Activity:
Return the records word for word. Any pictures in them are not part of the copy.

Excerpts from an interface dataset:
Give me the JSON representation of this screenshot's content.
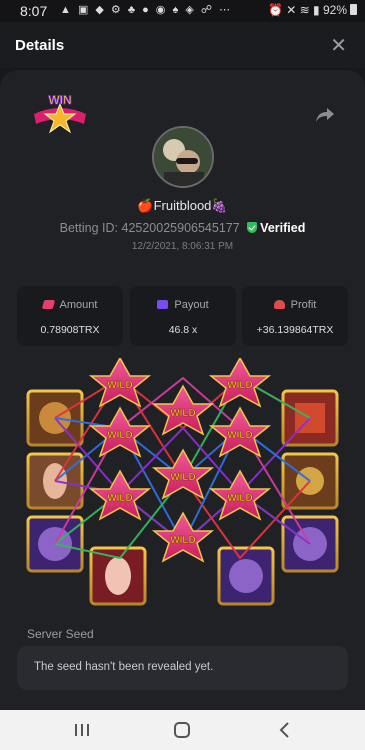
{
  "status_bar": {
    "time": "8:07",
    "battery": "92%"
  },
  "header": {
    "title": "Details"
  },
  "user": {
    "username": "🍎Fruitblood🍇",
    "betting_id_label": "Betting ID:",
    "betting_id": "425200259065451​77",
    "verified_label": "Verified",
    "timestamp": "12/2/2021, 8:06:31 PM"
  },
  "stats": [
    {
      "label": "Amount",
      "value": "0.78908TRX",
      "color": "#e63e6d"
    },
    {
      "label": "Payout",
      "value": "46.8 x",
      "color": "#7a4cf0"
    },
    {
      "label": "Profit",
      "value": "+36.139864TRX",
      "color": "#e14b4b"
    }
  ],
  "board": {
    "badge_text": "WIN",
    "tile_text": "WILD",
    "line_colors": [
      "#e0343c",
      "#2f6fe0",
      "#34b85a",
      "#8a2fd0",
      "#d03ca0"
    ]
  },
  "server_seed": {
    "label": "Server Seed",
    "message": "The seed hasn't been revealed yet."
  }
}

Answer space:
Give me the JSON representation of this screenshot's content.
{
  "status_bar": {
    "time": "8:07",
    "battery": "92%"
  },
  "header": {
    "title": "Details"
  },
  "user": {
    "username": "🍎Fruitblood🍇",
    "betting_id_label": "Betting ID:",
    "betting_id": "425200259065451​77",
    "verified_label": "Verified",
    "timestamp": "12/2/2021, 8:06:31 PM"
  },
  "stats": [
    {
      "label": "Amount",
      "value": "0.78908TRX",
      "color": "#e63e6d"
    },
    {
      "label": "Payout",
      "value": "46.8 x",
      "color": "#7a4cf0"
    },
    {
      "label": "Profit",
      "value": "+36.139864TRX",
      "color": "#e14b4b"
    }
  ],
  "board": {
    "badge_text": "WIN",
    "tile_text": "WILD",
    "line_colors": [
      "#e0343c",
      "#2f6fe0",
      "#34b85a",
      "#8a2fd0",
      "#d03ca0"
    ]
  },
  "server_seed": {
    "label": "Server Seed",
    "message": "The seed hasn't been revealed yet."
  }
}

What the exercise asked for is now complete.